x
Breaking News
More () »

WPMT FOX43 | News in Harrisburg, York, Lancaster, Lebanon News, Weather, Sports

Officials monitoring mayflies over 462 bridge, experts say it’s a good sign

WRIGHTSVILLE, Pa. — Swarms of mayflies caused quite the stir over the weekend after the closure of the Route 462 bridge which connects Columbia and Wright...

WRIGHTSVILLE, Pa. -- Swarms of mayflies caused quite the stir over the weekend after the closure of the Route 462 bridge which connects Columbia and Wrightsville. It happened two nights in a row as thousands of mayflies massed at the lights on the bridge. The infestation made conditions slick and impossible for drivers to see, and caused several crashes.

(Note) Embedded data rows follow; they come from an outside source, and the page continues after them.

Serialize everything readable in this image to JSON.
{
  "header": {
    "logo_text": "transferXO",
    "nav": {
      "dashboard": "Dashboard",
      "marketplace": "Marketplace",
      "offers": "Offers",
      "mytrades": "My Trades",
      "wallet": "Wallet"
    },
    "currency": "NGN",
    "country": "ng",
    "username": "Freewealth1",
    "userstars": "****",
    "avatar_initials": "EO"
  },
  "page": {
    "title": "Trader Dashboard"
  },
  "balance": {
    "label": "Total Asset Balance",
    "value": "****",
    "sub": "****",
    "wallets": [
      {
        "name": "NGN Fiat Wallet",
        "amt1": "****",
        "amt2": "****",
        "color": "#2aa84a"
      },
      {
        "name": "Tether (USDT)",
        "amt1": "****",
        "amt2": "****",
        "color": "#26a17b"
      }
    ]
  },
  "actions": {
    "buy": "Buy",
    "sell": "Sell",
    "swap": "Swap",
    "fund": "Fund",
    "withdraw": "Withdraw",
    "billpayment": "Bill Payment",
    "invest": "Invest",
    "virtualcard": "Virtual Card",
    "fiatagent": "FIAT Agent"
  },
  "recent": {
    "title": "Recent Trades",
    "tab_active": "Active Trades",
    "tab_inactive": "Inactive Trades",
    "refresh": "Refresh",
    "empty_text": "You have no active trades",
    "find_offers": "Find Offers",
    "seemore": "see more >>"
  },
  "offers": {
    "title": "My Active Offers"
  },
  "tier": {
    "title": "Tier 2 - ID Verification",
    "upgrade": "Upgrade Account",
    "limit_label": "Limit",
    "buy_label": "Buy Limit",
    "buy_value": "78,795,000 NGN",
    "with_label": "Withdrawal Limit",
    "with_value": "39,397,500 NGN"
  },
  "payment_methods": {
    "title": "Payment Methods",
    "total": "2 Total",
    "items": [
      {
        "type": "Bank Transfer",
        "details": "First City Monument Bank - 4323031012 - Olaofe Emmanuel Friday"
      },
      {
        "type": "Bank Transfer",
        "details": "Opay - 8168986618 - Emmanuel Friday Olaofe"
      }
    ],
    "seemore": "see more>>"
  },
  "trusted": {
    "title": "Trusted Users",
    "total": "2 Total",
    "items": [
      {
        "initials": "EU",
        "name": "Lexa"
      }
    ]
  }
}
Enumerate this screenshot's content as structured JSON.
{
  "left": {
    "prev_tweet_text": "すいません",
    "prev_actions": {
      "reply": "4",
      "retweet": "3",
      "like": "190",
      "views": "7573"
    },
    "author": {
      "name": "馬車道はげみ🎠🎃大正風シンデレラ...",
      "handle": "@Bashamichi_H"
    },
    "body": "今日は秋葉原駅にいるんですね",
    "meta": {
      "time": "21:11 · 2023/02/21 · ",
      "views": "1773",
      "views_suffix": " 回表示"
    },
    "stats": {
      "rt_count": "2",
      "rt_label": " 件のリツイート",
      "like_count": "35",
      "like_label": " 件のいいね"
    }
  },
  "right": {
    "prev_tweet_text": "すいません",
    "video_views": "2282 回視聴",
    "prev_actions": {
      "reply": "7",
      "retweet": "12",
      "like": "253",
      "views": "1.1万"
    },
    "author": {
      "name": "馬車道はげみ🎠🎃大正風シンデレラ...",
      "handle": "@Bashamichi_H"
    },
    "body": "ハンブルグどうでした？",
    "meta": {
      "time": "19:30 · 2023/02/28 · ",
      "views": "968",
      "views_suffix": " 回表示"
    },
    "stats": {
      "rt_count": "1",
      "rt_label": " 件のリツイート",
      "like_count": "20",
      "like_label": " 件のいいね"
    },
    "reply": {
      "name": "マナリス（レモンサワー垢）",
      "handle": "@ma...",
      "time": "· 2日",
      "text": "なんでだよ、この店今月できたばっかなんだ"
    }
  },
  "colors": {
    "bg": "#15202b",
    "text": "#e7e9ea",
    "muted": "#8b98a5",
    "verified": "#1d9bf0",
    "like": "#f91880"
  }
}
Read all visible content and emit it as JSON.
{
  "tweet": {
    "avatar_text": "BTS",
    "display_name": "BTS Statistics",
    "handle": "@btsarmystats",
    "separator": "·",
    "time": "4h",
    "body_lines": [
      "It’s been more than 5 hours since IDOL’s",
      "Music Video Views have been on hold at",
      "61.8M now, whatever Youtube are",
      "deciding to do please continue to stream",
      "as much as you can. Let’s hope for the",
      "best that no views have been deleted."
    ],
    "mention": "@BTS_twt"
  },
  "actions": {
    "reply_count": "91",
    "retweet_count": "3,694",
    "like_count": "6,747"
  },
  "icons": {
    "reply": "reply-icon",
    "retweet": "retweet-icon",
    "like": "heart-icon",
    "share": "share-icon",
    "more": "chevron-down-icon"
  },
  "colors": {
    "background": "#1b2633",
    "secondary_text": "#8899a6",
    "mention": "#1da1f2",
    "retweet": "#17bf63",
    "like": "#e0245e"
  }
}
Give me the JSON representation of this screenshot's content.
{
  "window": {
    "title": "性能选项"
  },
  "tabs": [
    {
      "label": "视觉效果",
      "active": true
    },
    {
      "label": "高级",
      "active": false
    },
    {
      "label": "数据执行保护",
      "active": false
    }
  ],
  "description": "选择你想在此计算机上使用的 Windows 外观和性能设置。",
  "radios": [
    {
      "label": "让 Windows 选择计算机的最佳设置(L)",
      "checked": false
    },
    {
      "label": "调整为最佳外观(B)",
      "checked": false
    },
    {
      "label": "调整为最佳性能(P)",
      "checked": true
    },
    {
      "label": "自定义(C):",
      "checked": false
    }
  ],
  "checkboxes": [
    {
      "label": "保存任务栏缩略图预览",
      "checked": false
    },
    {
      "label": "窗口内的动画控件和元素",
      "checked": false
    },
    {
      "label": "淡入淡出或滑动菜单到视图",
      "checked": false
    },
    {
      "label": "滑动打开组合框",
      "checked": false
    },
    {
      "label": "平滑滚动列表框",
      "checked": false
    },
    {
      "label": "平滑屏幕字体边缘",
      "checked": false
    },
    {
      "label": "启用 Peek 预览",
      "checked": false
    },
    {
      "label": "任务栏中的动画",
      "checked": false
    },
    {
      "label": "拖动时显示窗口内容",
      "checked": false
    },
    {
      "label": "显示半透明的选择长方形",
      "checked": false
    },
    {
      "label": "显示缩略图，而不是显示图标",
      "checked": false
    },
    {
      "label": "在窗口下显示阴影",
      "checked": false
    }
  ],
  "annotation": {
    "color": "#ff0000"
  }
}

"You couldn't see, it was just like a snow storm," said Darvin Shelley who has lived in Wrightsville for 50 years. He is used to seeing the mayflies every year, but never this bad. "Oh my, it smells like manure," he said.

Shelley applauded authorities for shutting down the bridge two nights in a row. "Them darn mayflies aren't worth someone's life or an injury," he said.

Police and the fire department will continue to monitor the situation over the next few days to keep the public safe as the flies continue to hatch.

"A simple way is just to turn the lights off on the bridge probably for like a week or so, but I don't think that's going to happen," said Timothy Abbey, a Horticulture Educator with Penn State Extension. Abbey said it should be over soon. "Most of the species of mayflies only live 24 to 72 hours, so these have been a problem for a couple of nights, maybe at least one more or so, and then they will be done."

The good news, the big hatch is actually a positive sign for the Susquehanna River. "That's a sign that the river is healthy, or at least healthy enough to support that particular insect. The immatures live in the water so if they die off you don't get the adults coming out," he said.

Although the mayflies have long since been considered a nuisance, and smelly, Abbey said they won't harm anyone. "They don't bite, they don't carry diseases, they don't eat plant material, just out to mate that's it," he said. "They’re really a major source of food for other aquatic organisms, at least the immature mayflies are, who live in the water, but then the adults come out they’re food for bats and other fish."